(Dataset rows for apps and sites)
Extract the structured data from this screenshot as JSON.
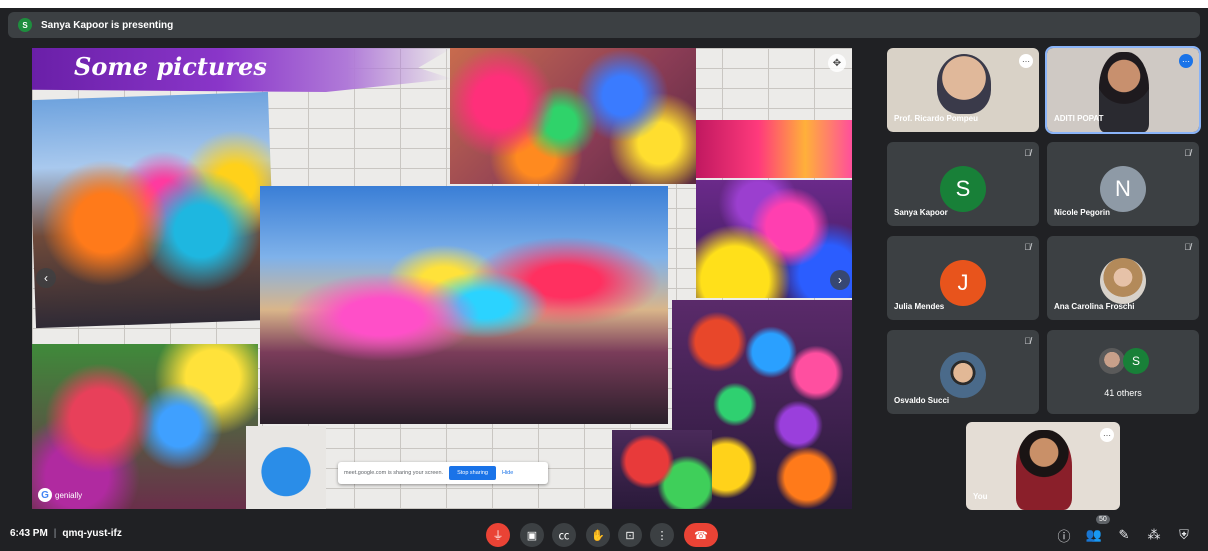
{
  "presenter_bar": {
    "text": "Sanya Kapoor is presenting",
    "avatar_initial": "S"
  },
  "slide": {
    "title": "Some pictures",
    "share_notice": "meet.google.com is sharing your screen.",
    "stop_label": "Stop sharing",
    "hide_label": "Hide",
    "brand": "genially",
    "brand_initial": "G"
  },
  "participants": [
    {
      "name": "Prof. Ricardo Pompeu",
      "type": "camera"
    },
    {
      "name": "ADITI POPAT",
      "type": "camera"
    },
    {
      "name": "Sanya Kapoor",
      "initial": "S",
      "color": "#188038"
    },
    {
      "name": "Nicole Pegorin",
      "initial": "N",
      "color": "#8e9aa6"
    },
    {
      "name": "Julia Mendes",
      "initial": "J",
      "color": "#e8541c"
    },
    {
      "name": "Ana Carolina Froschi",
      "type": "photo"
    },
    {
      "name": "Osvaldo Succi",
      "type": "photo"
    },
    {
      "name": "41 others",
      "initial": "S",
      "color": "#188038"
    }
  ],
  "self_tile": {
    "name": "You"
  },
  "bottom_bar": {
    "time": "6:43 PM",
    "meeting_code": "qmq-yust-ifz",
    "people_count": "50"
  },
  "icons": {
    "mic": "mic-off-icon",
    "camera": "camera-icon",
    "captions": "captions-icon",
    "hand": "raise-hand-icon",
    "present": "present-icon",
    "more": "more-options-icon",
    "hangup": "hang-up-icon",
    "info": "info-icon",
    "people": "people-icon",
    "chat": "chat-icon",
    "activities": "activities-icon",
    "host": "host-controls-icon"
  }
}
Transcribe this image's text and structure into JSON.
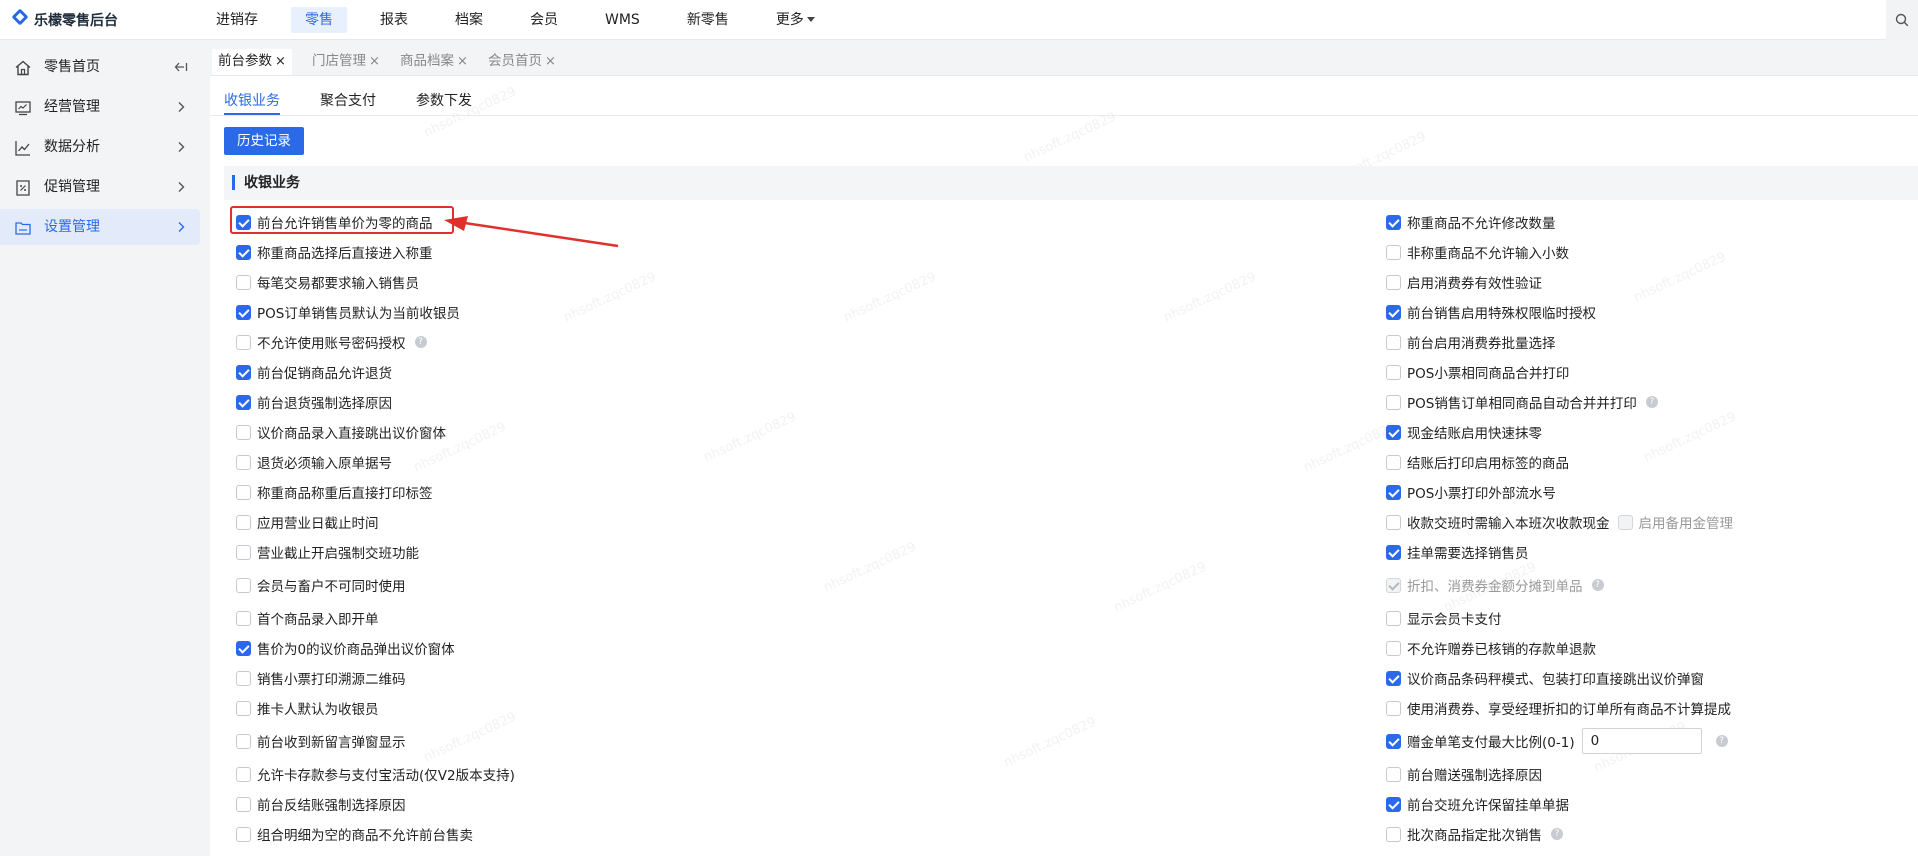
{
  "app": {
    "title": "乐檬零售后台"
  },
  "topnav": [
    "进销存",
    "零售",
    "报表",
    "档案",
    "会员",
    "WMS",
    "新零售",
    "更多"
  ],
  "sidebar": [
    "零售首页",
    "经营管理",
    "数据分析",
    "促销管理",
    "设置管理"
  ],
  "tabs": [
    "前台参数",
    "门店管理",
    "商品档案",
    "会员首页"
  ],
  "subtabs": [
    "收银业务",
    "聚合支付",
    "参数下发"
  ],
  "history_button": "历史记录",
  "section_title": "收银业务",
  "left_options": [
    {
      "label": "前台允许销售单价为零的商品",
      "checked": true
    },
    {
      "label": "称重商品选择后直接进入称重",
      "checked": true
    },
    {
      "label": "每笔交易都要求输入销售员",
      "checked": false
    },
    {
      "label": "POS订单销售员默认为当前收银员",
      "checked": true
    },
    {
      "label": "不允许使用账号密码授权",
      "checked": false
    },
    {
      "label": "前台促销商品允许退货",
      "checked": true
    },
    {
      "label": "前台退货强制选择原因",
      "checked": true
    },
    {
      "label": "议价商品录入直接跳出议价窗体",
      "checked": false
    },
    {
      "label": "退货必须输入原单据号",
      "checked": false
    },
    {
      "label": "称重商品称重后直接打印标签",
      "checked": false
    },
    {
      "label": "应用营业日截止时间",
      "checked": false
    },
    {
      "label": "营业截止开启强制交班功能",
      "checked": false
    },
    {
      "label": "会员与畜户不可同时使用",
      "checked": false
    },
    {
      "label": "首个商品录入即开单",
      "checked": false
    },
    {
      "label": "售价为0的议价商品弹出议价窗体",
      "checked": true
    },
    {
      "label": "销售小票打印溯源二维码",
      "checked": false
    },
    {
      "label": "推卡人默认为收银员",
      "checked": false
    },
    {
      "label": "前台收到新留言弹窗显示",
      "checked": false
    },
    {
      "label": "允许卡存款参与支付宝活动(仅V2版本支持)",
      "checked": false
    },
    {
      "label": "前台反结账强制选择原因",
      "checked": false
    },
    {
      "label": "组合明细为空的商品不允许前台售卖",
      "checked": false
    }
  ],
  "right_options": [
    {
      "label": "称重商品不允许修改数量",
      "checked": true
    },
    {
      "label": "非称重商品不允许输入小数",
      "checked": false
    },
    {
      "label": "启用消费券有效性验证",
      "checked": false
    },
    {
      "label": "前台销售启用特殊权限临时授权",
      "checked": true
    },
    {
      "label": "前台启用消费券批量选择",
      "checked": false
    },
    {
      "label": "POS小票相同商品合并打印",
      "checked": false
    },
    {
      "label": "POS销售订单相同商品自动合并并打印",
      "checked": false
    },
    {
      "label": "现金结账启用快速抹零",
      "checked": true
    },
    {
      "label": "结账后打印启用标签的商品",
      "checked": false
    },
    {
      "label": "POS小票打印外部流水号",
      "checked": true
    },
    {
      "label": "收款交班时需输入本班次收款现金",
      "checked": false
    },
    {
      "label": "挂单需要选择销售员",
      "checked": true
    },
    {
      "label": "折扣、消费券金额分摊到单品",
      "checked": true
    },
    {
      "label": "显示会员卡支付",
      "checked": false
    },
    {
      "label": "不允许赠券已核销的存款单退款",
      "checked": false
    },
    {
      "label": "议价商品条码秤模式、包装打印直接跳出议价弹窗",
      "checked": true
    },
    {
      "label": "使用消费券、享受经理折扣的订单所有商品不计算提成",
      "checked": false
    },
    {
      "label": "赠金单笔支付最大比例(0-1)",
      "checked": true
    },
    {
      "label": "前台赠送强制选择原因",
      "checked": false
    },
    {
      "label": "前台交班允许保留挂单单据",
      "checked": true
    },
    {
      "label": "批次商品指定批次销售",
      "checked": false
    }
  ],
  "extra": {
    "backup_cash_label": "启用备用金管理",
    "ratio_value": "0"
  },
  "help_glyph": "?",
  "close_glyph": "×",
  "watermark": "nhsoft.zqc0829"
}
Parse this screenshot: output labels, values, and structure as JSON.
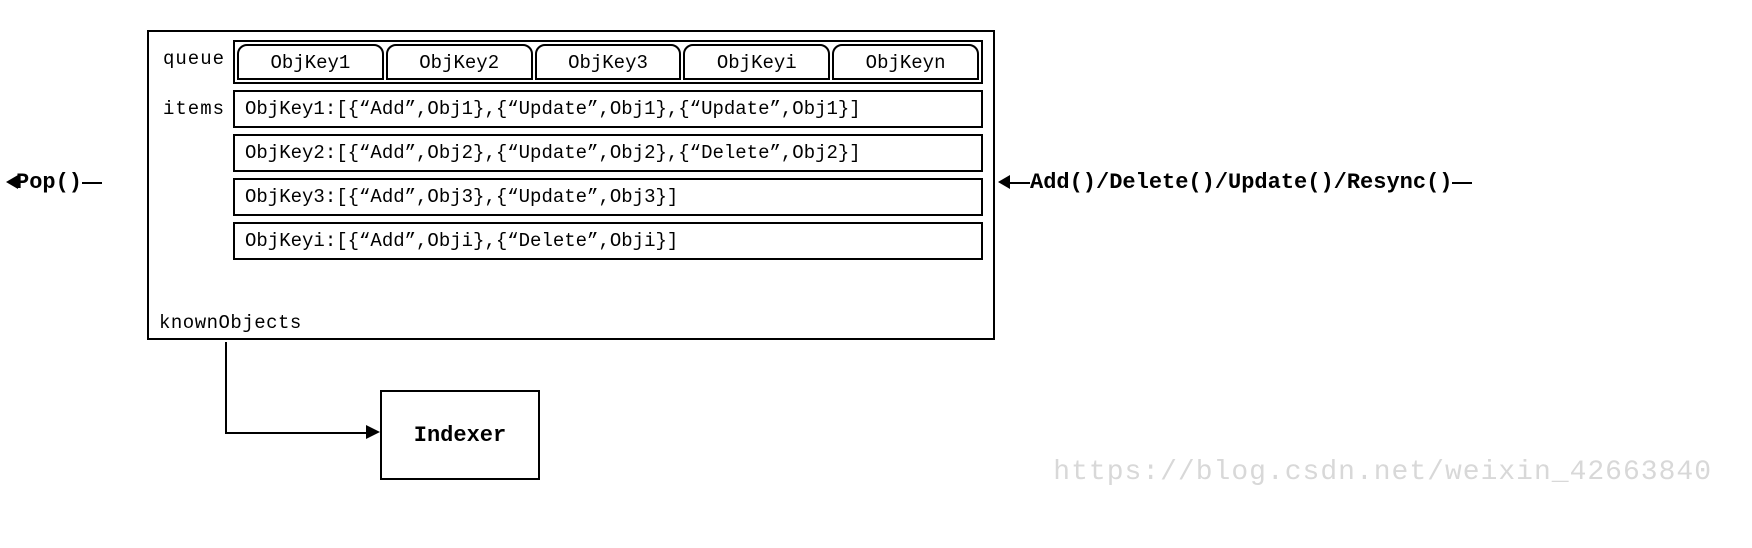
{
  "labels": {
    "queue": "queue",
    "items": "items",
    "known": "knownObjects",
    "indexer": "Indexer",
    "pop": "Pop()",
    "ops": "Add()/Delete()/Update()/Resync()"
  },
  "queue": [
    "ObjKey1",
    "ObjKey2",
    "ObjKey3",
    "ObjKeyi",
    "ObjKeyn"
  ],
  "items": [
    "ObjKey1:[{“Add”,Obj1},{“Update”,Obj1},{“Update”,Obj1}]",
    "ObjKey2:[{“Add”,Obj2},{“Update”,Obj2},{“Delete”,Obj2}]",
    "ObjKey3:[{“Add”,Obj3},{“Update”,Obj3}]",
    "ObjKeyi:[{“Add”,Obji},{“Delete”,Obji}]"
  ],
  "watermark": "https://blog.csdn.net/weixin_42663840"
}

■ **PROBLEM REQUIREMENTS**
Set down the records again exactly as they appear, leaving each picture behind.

■ **SOLUTION TO THE PROBLEM**
Extract the structured data from this screenshot as JSON.
{
  "presenter_bar": {
    "text": "Sanya Kapoor is presenting",
    "avatar_initial": "S"
  },
  "slide": {
    "title": "Some pictures",
    "share_notice": "meet.google.com is sharing your screen.",
    "stop_label": "Stop sharing",
    "hide_label": "Hide",
    "brand": "genially",
    "brand_initial": "G"
  },
  "participants": [
    {
      "name": "Prof. Ricardo Pompeu",
      "type": "camera"
    },
    {
      "name": "ADITI POPAT",
      "type": "camera"
    },
    {
      "name": "Sanya Kapoor",
      "initial": "S",
      "color": "#188038"
    },
    {
      "name": "Nicole Pegorin",
      "initial": "N",
      "color": "#8e9aa6"
    },
    {
      "name": "Julia Mendes",
      "initial": "J",
      "color": "#e8541c"
    },
    {
      "name": "Ana Carolina Froschi",
      "type": "photo"
    },
    {
      "name": "Osvaldo Succi",
      "type": "photo"
    },
    {
      "name": "41 others",
      "initial": "S",
      "color": "#188038"
    }
  ],
  "self_tile": {
    "name": "You"
  },
  "bottom_bar": {
    "time": "6:43 PM",
    "meeting_code": "qmq-yust-ifz",
    "people_count": "50"
  },
  "icons": {
    "mic": "mic-off-icon",
    "camera": "camera-icon",
    "captions": "captions-icon",
    "hand": "raise-hand-icon",
    "present": "present-icon",
    "more": "more-options-icon",
    "hangup": "hang-up-icon",
    "info": "info-icon",
    "people": "people-icon",
    "chat": "chat-icon",
    "activities": "activities-icon",
    "host": "host-controls-icon"
  }
}
Transcribe this image's text and structure into JSON.
{
  "app": {
    "title": "乐檬零售后台"
  },
  "topnav": [
    "进销存",
    "零售",
    "报表",
    "档案",
    "会员",
    "WMS",
    "新零售",
    "更多"
  ],
  "sidebar": [
    "零售首页",
    "经营管理",
    "数据分析",
    "促销管理",
    "设置管理"
  ],
  "tabs": [
    "前台参数",
    "门店管理",
    "商品档案",
    "会员首页"
  ],
  "subtabs": [
    "收银业务",
    "聚合支付",
    "参数下发"
  ],
  "history_button": "历史记录",
  "section_title": "收银业务",
  "left_options": [
    {
      "label": "前台允许销售单价为零的商品",
      "checked": true
    },
    {
      "label": "称重商品选择后直接进入称重",
      "checked": true
    },
    {
      "label": "每笔交易都要求输入销售员",
      "checked": false
    },
    {
      "label": "POS订单销售员默认为当前收银员",
      "checked": true
    },
    {
      "label": "不允许使用账号密码授权",
      "checked": false
    },
    {
      "label": "前台促销商品允许退货",
      "checked": true
    },
    {
      "label": "前台退货强制选择原因",
      "checked": true
    },
    {
      "label": "议价商品录入直接跳出议价窗体",
      "checked": false
    },
    {
      "label": "退货必须输入原单据号",
      "checked": false
    },
    {
      "label": "称重商品称重后直接打印标签",
      "checked": false
    },
    {
      "label": "应用营业日截止时间",
      "checked": false
    },
    {
      "label": "营业截止开启强制交班功能",
      "checked": false
    },
    {
      "label": "会员与畜户不可同时使用",
      "checked": false
    },
    {
      "label": "首个商品录入即开单",
      "checked": false
    },
    {
      "label": "售价为0的议价商品弹出议价窗体",
      "checked": true
    },
    {
      "label": "销售小票打印溯源二维码",
      "checked": false
    },
    {
      "label": "推卡人默认为收银员",
      "checked": false
    },
    {
      "label": "前台收到新留言弹窗显示",
      "checked": false
    },
    {
      "label": "允许卡存款参与支付宝活动(仅V2版本支持)",
      "checked": false
    },
    {
      "label": "前台反结账强制选择原因",
      "checked": false
    },
    {
      "label": "组合明细为空的商品不允许前台售卖",
      "checked": false
    }
  ],
  "right_options": [
    {
      "label": "称重商品不允许修改数量",
      "checked": true
    },
    {
      "label": "非称重商品不允许输入小数",
      "checked": false
    },
    {
      "label": "启用消费券有效性验证",
      "checked": false
    },
    {
      "label": "前台销售启用特殊权限临时授权",
      "checked": true
    },
    {
      "label": "前台启用消费券批量选择",
      "checked": false
    },
    {
      "label": "POS小票相同商品合并打印",
      "checked": false
    },
    {
      "label": "POS销售订单相同商品自动合并并打印",
      "checked": false
    },
    {
      "label": "现金结账启用快速抹零",
      "checked": true
    },
    {
      "label": "结账后打印启用标签的商品",
      "checked": false
    },
    {
      "label": "POS小票打印外部流水号",
      "checked": true
    },
    {
      "label": "收款交班时需输入本班次收款现金",
      "checked": false
    },
    {
      "label": "挂单需要选择销售员",
      "checked": true
    },
    {
      "label": "折扣、消费券金额分摊到单品",
      "checked": true
    },
    {
      "label": "显示会员卡支付",
      "checked": false
    },
    {
      "label": "不允许赠券已核销的存款单退款",
      "checked": false
    },
    {
      "label": "议价商品条码秤模式、包装打印直接跳出议价弹窗",
      "checked": true
    },
    {
      "label": "使用消费券、享受经理折扣的订单所有商品不计算提成",
      "checked": false
    },
    {
      "label": "赠金单笔支付最大比例(0-1)",
      "checked": true
    },
    {
      "label": "前台赠送强制选择原因",
      "checked": false
    },
    {
      "label": "前台交班允许保留挂单单据",
      "checked": true
    },
    {
      "label": "批次商品指定批次销售",
      "checked": false
    }
  ],
  "extra": {
    "backup_cash_label": "启用备用金管理",
    "ratio_value": "0"
  },
  "help_glyph": "?",
  "close_glyph": "×",
  "watermark": "nhsoft.zqc0829"
}
Parse this screenshot: output labels, values, and structure as JSON.
{
  "labels": {
    "queue": "queue",
    "items": "items",
    "known": "knownObjects",
    "indexer": "Indexer",
    "pop": "Pop()",
    "ops": "Add()/Delete()/Update()/Resync()"
  },
  "queue": [
    "ObjKey1",
    "ObjKey2",
    "ObjKey3",
    "ObjKeyi",
    "ObjKeyn"
  ],
  "items": [
    "ObjKey1:[{“Add”,Obj1},{“Update”,Obj1},{“Update”,Obj1}]",
    "ObjKey2:[{“Add”,Obj2},{“Update”,Obj2},{“Delete”,Obj2}]",
    "ObjKey3:[{“Add”,Obj3},{“Update”,Obj3}]",
    "ObjKeyi:[{“Add”,Obji},{“Delete”,Obji}]"
  ],
  "watermark": "https://blog.csdn.net/weixin_42663840"
}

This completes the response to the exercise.